But the group’s chemistry got even crazier after that, with Trower leaving a couple years later for solo and other projects. One of Procol Harum’s most successful singles, “Conquistador,” surfaced around that time — but it was a cover from the group’s first album, recorded live with a symphony orchestra, and was hardly the cream of their crop.
The band at times still could summon up the lyrical magic that brought it to fame, an example being “Strong as Samson,” from the 1974 album “Exotic Birds and Fruit”: “Ain't no use in preachers preaching/When they don't know what they're teaching/The weakest man be strong as Samson/When you're being held to ransom.”
But the record sales and critical acclaim were fading, and the band formally broke up in 1977, 10 years after it had helped change the face of The Music. There were, of course, reunions, even before the present-day “Geezer Tour” gold mine developed.

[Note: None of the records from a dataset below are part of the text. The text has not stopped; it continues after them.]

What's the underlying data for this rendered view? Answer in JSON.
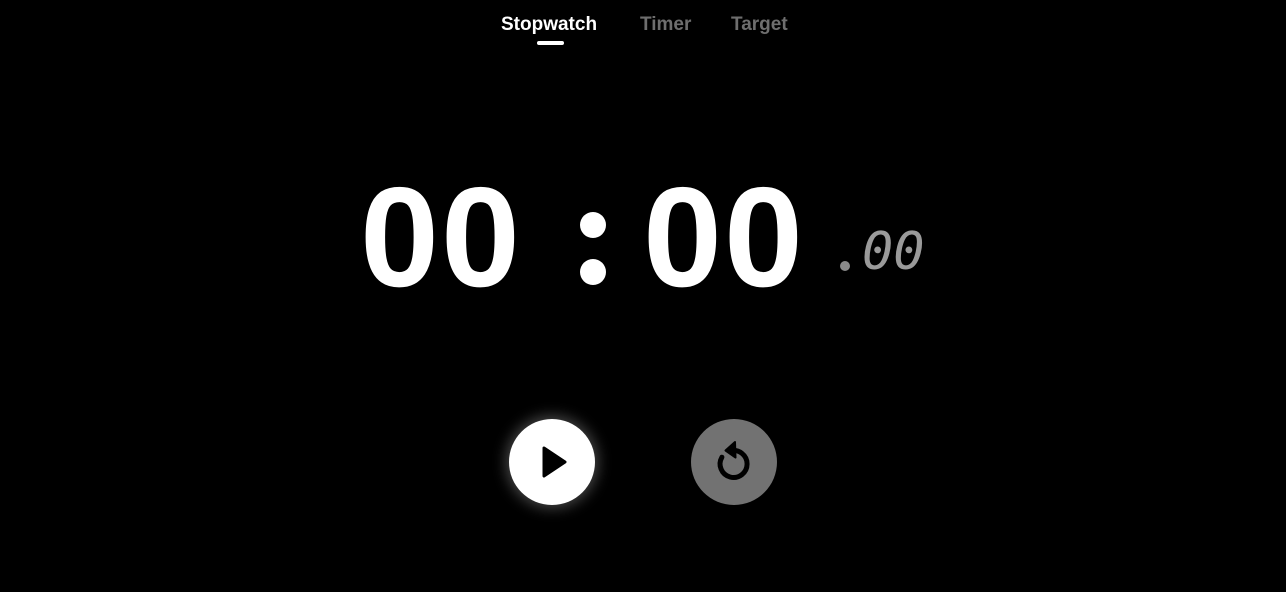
{
  "tabs": {
    "items": [
      {
        "label": "Stopwatch",
        "active": true
      },
      {
        "label": "Timer",
        "active": false
      },
      {
        "label": "Target",
        "active": false
      }
    ]
  },
  "display": {
    "minutes": "00",
    "seconds": "00",
    "centiseconds": "00"
  },
  "controls": {
    "play_icon": "play-icon",
    "reset_icon": "reset-icon"
  },
  "colors": {
    "background": "#000000",
    "primary_text": "#ffffff",
    "inactive_tab": "#6e6e6e",
    "centiseconds": "#9a9a9a",
    "reset_button": "#727272"
  }
}
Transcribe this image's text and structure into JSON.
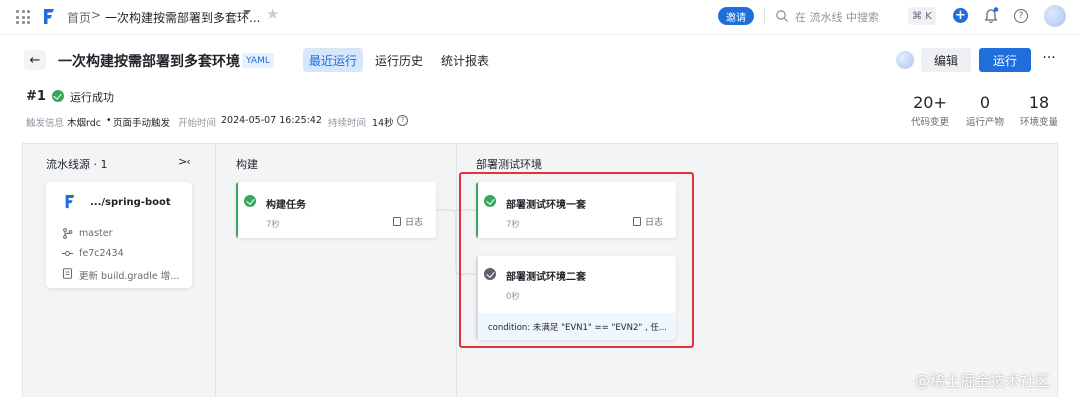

Disregarding those eternally-touring legacy/clone bands, Procol Harum offers the time-traveling music aficionado a look at how The Music changed, 50 years ago this year. If you have a way of listening to the band’s late 1960s-early ’70s work, do so.